▶ Assignment
In the entries below, find the string "email" and return each line holding it.

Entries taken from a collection
......
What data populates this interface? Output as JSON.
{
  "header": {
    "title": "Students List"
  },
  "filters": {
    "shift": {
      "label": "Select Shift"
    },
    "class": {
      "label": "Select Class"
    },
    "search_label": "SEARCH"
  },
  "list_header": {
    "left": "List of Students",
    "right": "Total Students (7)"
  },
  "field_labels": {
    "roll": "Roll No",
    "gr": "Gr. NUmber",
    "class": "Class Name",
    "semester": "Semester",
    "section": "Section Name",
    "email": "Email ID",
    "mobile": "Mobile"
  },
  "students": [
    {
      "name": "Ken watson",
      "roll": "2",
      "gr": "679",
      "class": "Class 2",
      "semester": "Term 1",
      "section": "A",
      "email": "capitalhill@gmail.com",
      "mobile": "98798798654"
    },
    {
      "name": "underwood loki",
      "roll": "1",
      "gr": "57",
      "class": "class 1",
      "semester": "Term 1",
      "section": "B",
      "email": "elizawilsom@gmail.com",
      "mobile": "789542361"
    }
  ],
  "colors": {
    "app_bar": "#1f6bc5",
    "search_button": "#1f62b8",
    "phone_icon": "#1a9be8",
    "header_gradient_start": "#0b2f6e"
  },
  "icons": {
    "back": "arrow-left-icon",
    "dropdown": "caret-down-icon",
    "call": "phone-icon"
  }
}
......
▶ Exercise output
    "email": "Email ID",
      "email": "capitalhill@gmail.com",
      "email": "elizawilsom@gmail.com",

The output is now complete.